OLIVER: Companies that deliver on their fiduciary responsibilities to support their shareholders understand that it isn’t sustainable without delivering for their customers, developing their employees, or building the communities that the company works within.
Corporations go through cycles of greater and lower levels of social responsibility. During the last decade or two, corporations have really stepped up their efforts on this. We recognize in our own company that no matter how tough an environment we are in, or no matter what challenges we face, we stay focused on delivering our fiduciary responsibilities, which is sustained by supporting all of our constituencies. This serves us at any point in the cycle.
S+B: This is your second position as CEO. What has been the same about your role in both instances?
OLIVER: It really comes down to developing strong values and a strong culture. This requires leadership right from the top, starting with the CEO setting the stage. Developing a strong, single culture is core to success after a major merger like ours last year. Most important is to be visible and set expectations — what we’re going to do — and then be a role model for how we do it.
When I go into the field to meet customers, employees want to bring me to their best customers. And I always say, “Why don’t you bring me to a more challenging customer? Maybe I can help.” We can listen, we can learn, we can improve. There’s a view that our employees want the CEO to hear about all the great things we do. Well, the CEO also wants to know about the things maybe we don’t do well, so we can learn and get better.

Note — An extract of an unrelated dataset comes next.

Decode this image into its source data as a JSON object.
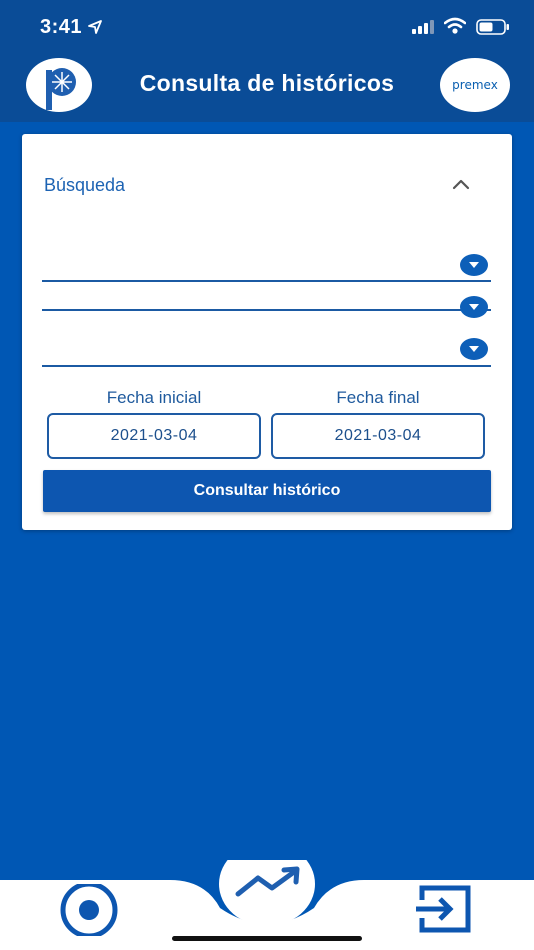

S+B: How has your understanding of leadership changed over time?
OLIVER: I’ve recognized that whether it’s business cycles or technological advances, everything’s happening faster. No matter where you sit as a CEO, you’ve got to be a technology, commercial, and operational leader. The days are past when you could be really good at one of those things and delegate the others. The CEO today is much more multidimensional.
That’s not to say that you don’t delegate. But you’re present for the learning that’s happening in each of these areas. For instance, you can translate detailed information about technological disruption into strategy. What are customers doing? Why is that relevant, and how is that going to change the products you’re developing? Or what is their biggest problem that you’re trying to solve? For example, how do buildings connected with the Internet of Things and other digital platforms create new business models?
I love engaging with people, because I think that life is a journey of learning. I took this from Jack Welch, having worked within GE for 23 years. Organizations have structure, and there’s accountability within the structure in how you perform work, deliver for your customers, and ultimately deliver for your shareholders. The best way to get a sense of that structure and how it all is actually working is to get out into the field and meet with customers, meet with employees, meet with shareholders, and spend time on university campuses. Through your exposure to those lenses, you stay fresh and relevant.
This is a new type of business leader: a catalyst for change. You get there by driving more strategic choices, creating opportunities, and fashioning the future.
- Bob Woods is a writer based in Madison, Conn., who specializes in business topics and has conducted CEO interviews for PwC-related publications.